A world-weary, big-city private eye joins forces with his daughter, an attractive redhead who spent her youth wishing dad would quite the trouble business. It could be the plot for a television series, but for Phil and Billie Davision of Washington, D.C., it's real life.
Six months ago Billie, 23, received a private detective license and her father's blessing to join him on the mean streets, tracking down cheating spouses, serving summonses to reluctant litigants. Her gender and appearance have given her an advantage over older, mostly male detectives who have difficulty blending into backgrounds - detectives who look the role - like Phil Davison.
"After 28 years," he says, "you begin to unconsciously resemble the private detective I'd rather not look like."
On the other hand, says Billie: "If you think you're being followed by a private detective and you're looking over your shoulder, you're going to look right past me." She has put on jeans, piled her hair in a bun, borrowed a friend's dog and walked around the grounds of private schools unnoticed. Recently she approached someone who had for six months avoided service of a subpoena in an insurance case; she got her man as he walked leisurely down his neighborhood street. "Women don't constitute trouble to a lot of people," she says.
Unlike most private eyes, Phil Davison does not advertise, working mainly on referrals from lawyers. He is known as a conscientious man in a field crowded with charlatans. He refuses to break the law by bugging - he says he's allergic to striped sunshine" - and he's defensive about divorce cases, which are the bulk of his work.
Once, after an associate told him of solving a jewel robbery, Davison thought about his work, the long nights parked outside apartment waiting for a tryst to end.
"It struck me my friend had only been talking about money," Davision says. "And I was about to gather evidence which might have a profound effect on whether a small boy would be leaving his green backyard to live with the other parent in a rooming house. I realized that boy's future, and the future of possibly five or six other persons, would be affected by my work, which was more important than mere dollars and cents."
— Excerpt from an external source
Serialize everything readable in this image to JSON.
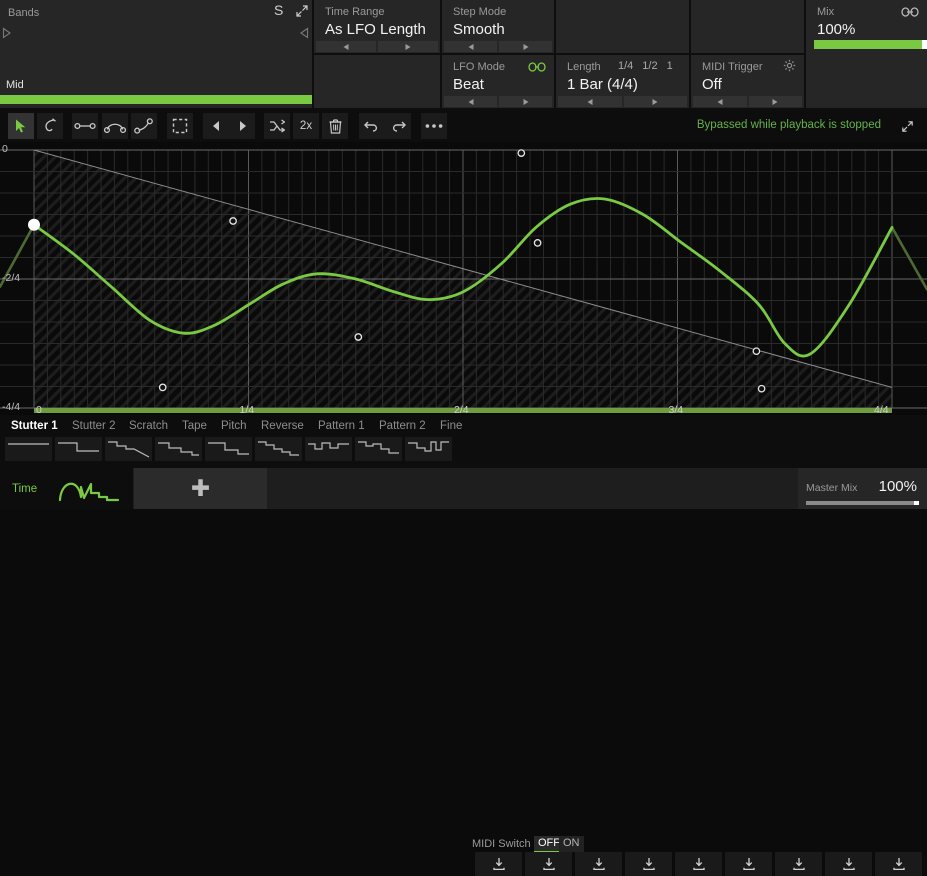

The Davisons generally work alone, at a rate of $25 an hour. Billie calls her father "Ace" or "Chief" or "O.M." (for "Old Man") and she says they are more like roommates than father and daughter. Phil says it's nice not having to worry about the veracity of his partner: "When it's red out there on the streets, she's not going to report it pink." And for the first time in years, he has taken a week's vacation, leaving the store in Billie's hands. In return, he tries to give her some evenings off to spend with the Navy officer Billie dates. It's a living, and as Phil Davison says, retirement is a dirty word.